▶ **What the task asks**
A single number is the expected answer: the count of lines in the listing that hold the word "Succlent".
BEGIN
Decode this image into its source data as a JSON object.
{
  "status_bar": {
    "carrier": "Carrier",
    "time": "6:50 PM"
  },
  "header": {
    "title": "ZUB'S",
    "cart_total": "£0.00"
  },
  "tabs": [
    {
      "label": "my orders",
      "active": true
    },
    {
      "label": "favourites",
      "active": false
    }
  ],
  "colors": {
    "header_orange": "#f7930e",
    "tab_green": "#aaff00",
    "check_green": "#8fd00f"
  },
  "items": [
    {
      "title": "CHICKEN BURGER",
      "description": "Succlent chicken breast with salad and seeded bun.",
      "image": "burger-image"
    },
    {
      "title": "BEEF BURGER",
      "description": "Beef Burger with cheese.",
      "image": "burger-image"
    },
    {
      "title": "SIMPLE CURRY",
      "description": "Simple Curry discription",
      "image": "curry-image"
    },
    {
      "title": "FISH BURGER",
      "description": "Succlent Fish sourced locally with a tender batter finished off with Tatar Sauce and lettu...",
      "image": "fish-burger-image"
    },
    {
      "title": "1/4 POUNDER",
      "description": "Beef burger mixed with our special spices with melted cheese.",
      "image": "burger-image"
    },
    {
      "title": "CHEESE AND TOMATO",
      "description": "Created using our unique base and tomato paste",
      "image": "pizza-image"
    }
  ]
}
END
▶ **Task answer**
2